Set Up Autopay

Establishing an autopay system with your loved one’s bank lets you focus on bills that aren’t routine in nature. You won’t have to worry about paying utility bills and maintaining these services for your loved one. Insurance premiums and other routine costs can be auto-deducted so that you can focus on quality of care issues instead of having to collect the mail and spend your time dealing with these items. This will also make things easier on your loved one so that he or she can still make choices about certain financial issues.

Establish Standard of Care

As the dementia progresses, you’ll need to know what standard of care your family member would like to maintain. The best way to handle these types of situations is to visit with a living trust attorney. Everything can be laid out in writing so that there aren’t any questions about what your family member would like done should that particular situation arise. It also helps you to determine if in-home care or assisted living is the best option for the future.

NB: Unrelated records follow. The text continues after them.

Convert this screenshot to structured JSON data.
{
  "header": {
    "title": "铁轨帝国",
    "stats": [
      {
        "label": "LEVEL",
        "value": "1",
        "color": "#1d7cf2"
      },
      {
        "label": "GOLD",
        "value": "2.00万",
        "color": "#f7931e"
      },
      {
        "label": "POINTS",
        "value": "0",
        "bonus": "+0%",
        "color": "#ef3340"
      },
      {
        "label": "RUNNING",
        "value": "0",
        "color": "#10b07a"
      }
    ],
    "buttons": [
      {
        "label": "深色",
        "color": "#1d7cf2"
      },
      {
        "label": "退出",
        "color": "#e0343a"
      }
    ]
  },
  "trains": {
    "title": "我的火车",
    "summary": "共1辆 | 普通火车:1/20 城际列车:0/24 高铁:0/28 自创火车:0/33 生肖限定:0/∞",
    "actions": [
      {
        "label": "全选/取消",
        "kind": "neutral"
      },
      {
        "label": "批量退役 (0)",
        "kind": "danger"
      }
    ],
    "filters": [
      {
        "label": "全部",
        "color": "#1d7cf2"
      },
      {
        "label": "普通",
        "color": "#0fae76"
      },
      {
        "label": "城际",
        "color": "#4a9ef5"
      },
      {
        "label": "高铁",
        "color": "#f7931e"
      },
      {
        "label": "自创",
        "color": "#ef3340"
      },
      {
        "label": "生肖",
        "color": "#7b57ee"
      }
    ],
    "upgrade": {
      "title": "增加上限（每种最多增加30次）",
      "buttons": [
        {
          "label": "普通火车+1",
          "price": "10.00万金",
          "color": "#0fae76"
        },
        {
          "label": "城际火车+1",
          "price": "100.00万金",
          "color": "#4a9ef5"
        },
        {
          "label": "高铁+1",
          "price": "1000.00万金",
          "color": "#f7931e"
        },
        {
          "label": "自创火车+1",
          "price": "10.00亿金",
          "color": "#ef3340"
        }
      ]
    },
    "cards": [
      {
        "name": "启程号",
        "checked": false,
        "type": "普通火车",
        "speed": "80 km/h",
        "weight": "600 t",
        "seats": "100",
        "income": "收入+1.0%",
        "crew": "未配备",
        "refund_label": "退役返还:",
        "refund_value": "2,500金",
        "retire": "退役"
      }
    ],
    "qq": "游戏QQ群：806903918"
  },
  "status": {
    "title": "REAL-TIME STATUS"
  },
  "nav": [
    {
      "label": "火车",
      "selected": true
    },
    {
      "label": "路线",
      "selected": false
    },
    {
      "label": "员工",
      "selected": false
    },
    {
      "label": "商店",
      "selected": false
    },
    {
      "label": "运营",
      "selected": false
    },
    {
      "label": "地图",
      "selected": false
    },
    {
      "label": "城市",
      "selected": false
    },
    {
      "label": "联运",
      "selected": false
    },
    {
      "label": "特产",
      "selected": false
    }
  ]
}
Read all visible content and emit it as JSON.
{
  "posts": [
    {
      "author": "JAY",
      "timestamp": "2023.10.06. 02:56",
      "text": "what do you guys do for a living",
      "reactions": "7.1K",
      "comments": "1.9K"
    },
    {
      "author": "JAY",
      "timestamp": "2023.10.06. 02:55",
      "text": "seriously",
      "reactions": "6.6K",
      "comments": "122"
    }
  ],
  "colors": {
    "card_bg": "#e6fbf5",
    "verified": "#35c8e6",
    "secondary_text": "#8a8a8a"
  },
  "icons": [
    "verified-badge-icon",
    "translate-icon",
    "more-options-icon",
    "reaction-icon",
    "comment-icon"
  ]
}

Discuss Miscellaneous Items

There will be financial matters that arise that are outside of the norm. Having the conversation early with your loved one gives you a better idea about how to handle it later when he or she might not be able to make difficult choices for themselves. Medical bills are the most common type of expense to fall into this category. Keeping track of past medical appointments helps to resolve any discrepancies that may exist for procedures that aren’t covered by insurance. Budget funds in a savings account to help you pay off these unexpected costs.

Handling the finances of your family member can be challenging. It is difficult to see a loved one slowly lose mental capacity. Remember to include your loved one in the conversation early on, so that the choices he or she makes when mentally able can determine the level of care later. It is extremely unhelpful to rush in and take control of everything without any input from your loved one, even if his or her mental state has deteriorated. Remember to be compassionate and respectful of your loved one’s autonomy up until the end. You can still understand where his or her ability to make financial choices is limited even as you show love and listen. Use these tips to help you organize your family member’s finances in the most effective and efficient manner.

Brooke Chaplan is a freelance writer and blogger. She lives and works out of her home in Los Lunas, NM. She loves the outdoors and spends most of her time hiking, biking, and gardening. She recommends getting a living trust attorney for your loved one’s needs.